Accessibility Assistant

Accessibility Assistant

Issues

Indicator Lights (2 of 4)

Issue: Color coding is sometimes used as the sole means of conveying information.

Two states of a status light on a kiosk are shown.  A single light conveys open or closed status by illuminating green when the machine is open, and red when the machine is closed.

Indicator lights that use only a change of color (especially when the change is between red and green or between blue and yellow) as the only method of conveying information may be difficult for color blind users and some users with low vision to discern. For example, if a two-state light is used, with green representing the ready state and red representing a fault state, a user with red/green colorblindness may not be able to determine if the device is ready or is in a fault state.

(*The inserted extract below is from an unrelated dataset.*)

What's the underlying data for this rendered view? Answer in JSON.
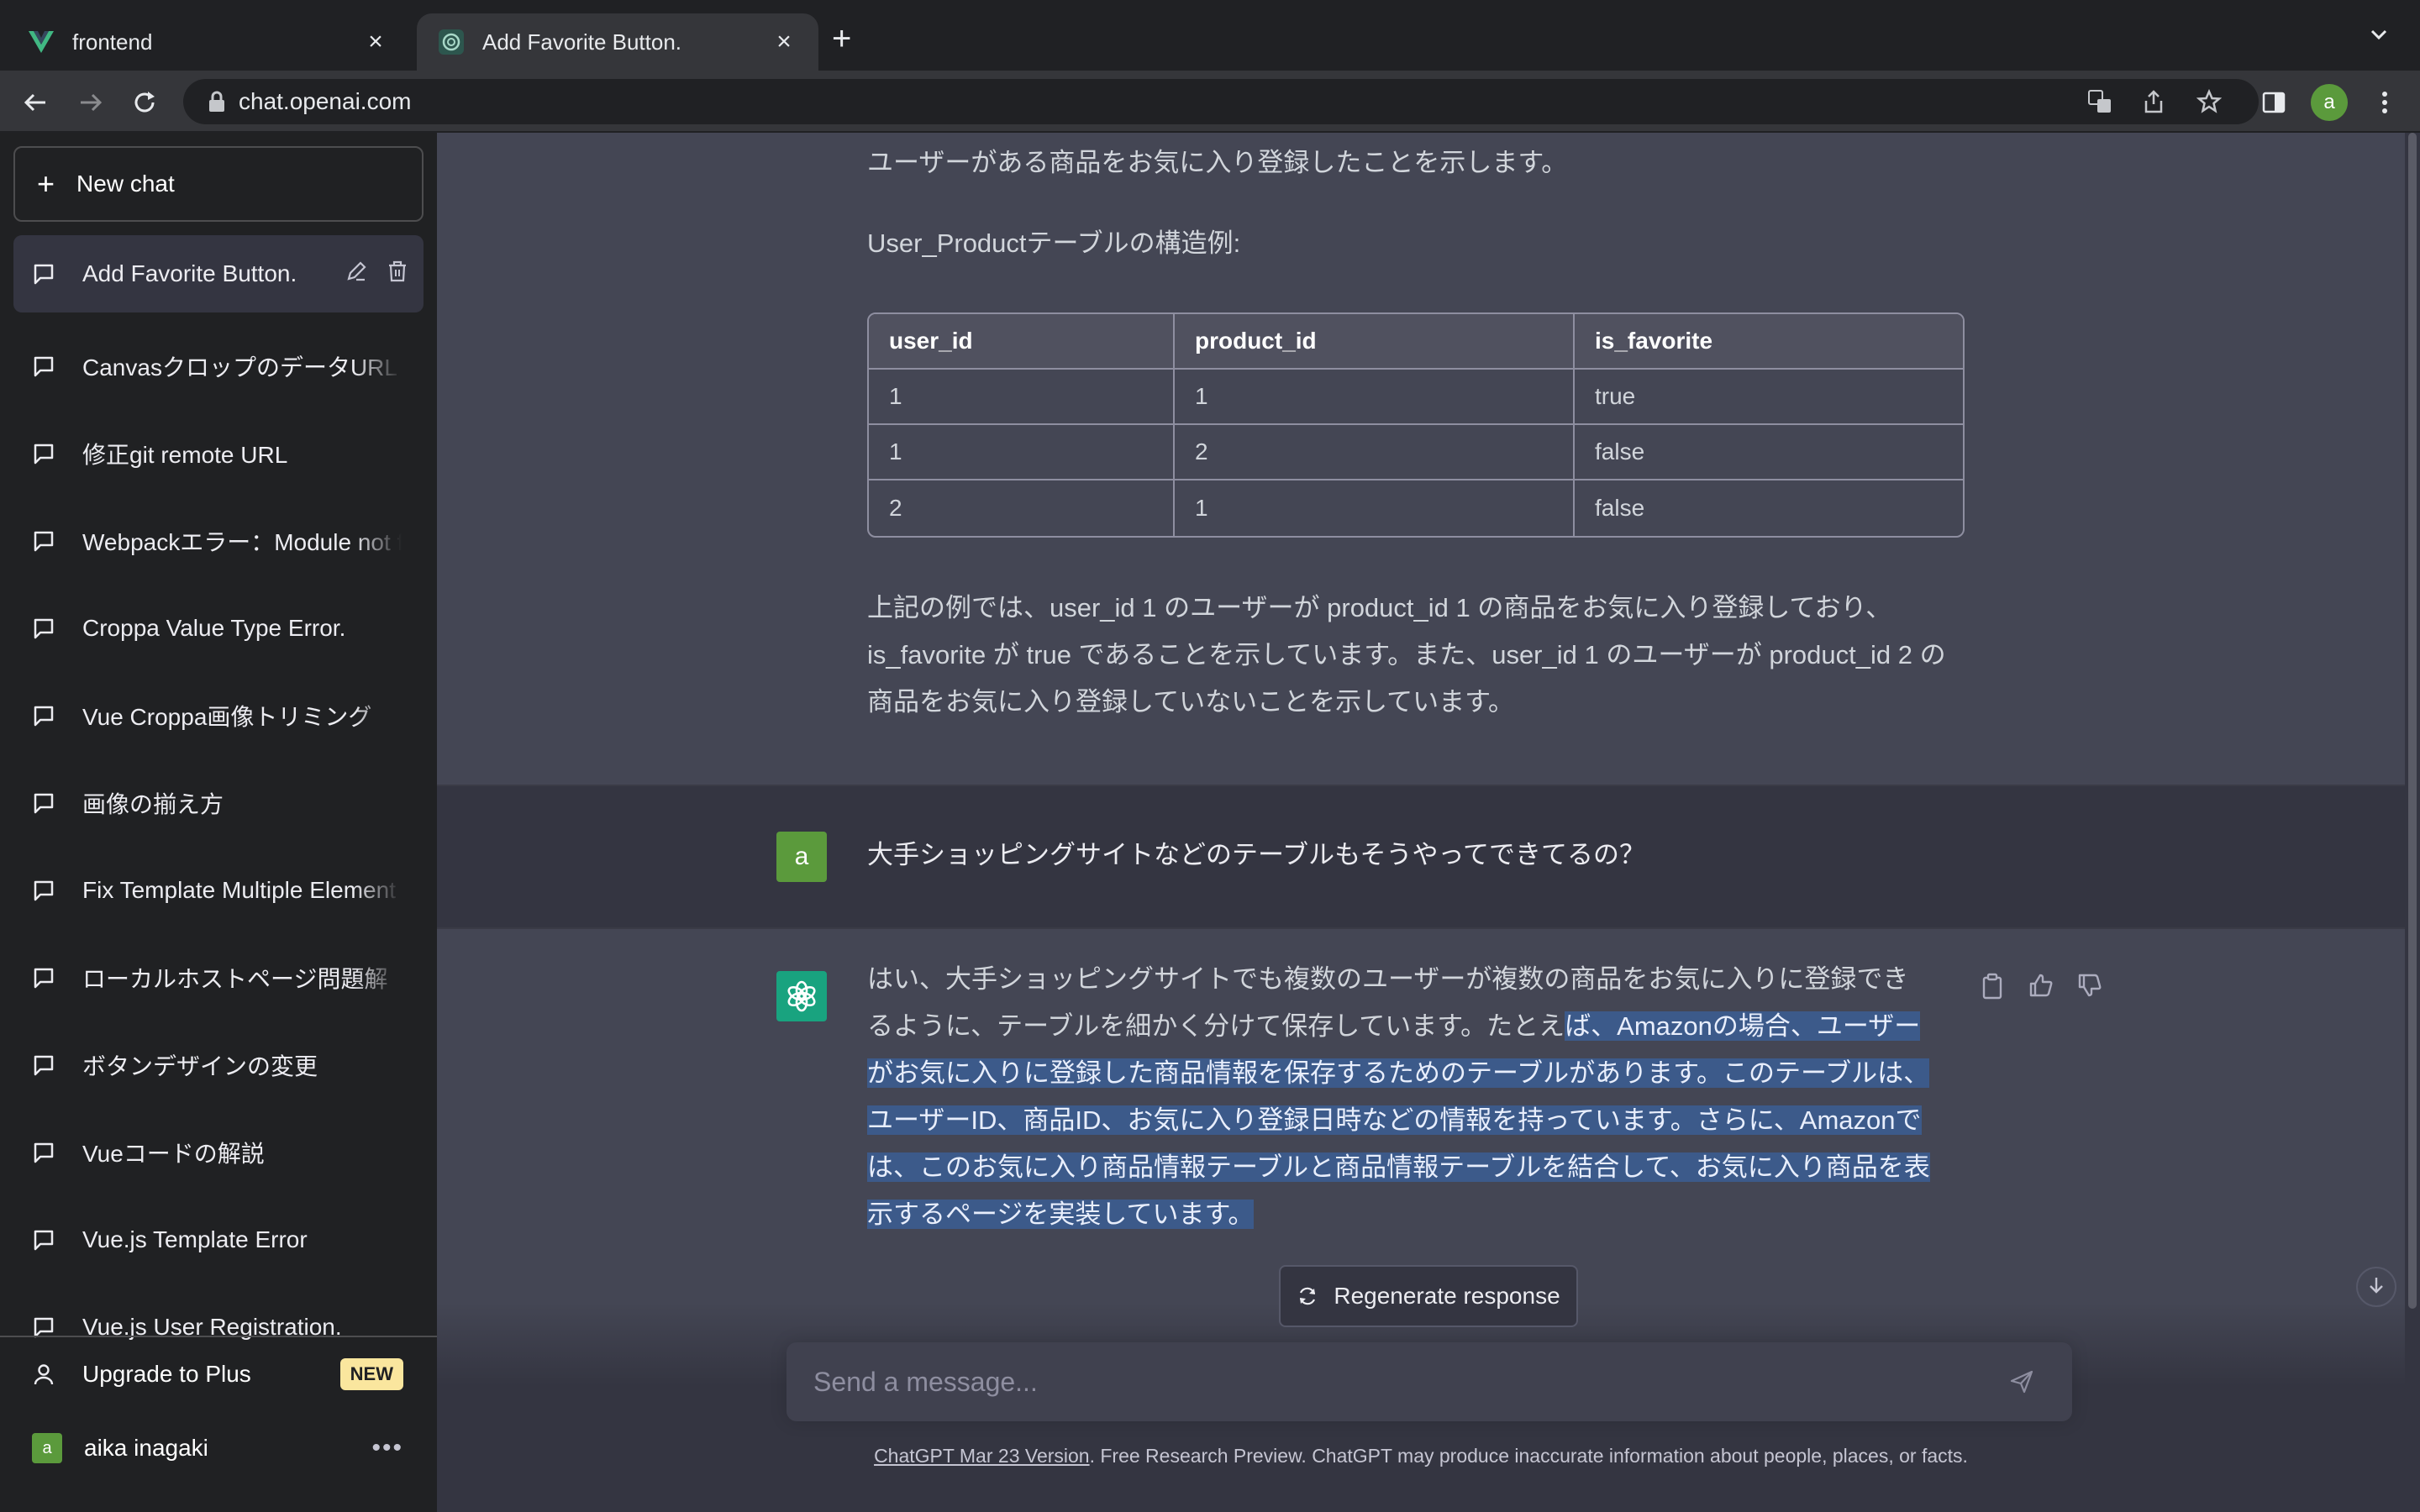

Populations Impacted: Users who are color blind; users with low vision.

Potential Solutions:
  • Do not use color pairs that are easily confused by color blind users to convey information. Red/green color blindness is most common; however, blue/yellow color blindness occurs occasionally. Total color blindness, where users are not able to perceive color and only see shades of grey, is extremely rare. Using color combinations other than red/green and blue/yellow to represent information will help avoid confusion among most users who are color blind.

  • Two states of a status light on a kiosk are shown.  Two separate lights convey open or closed status.  A green light is located beside a red light.  The green light illuminates when the machine is open, and the red light illuminates when the machine is closed.  'Open' and 'Closed' text labels appear on the lights.
  • Always provide a redundant alternative to color, such as text and/or location, that conveys the same information that the color conveys. Anywhere color coding is used, the message conveyed by that color coding should be conveyed through text as well, in order to ensure that color blind users have access to the same information that other users do. For instance, in the example used above, a text indication that says "Ready" when the copier is in the ready state could be provided. The text message would communicate the same information to a color blind user that the green light communicates to a non-color blind user.

Additional Comments: Although the solutions presented above will improve accessibility for those who are color blind (and for some with low vision), they in no way solve the problem for users who are blind and are therefore dependent on tactile or auditory differentiation of status information.

Applicable Guidelines:
Section 508 - 1194.25(g), 1194.31(a)
Section 255 - 1193.41(c)
HFDS - 8.6.2.1.5, 8.6.2.5.2
EITAAC - 5.2.1.3.1, 5.2.1.3.2, 5.3.2.8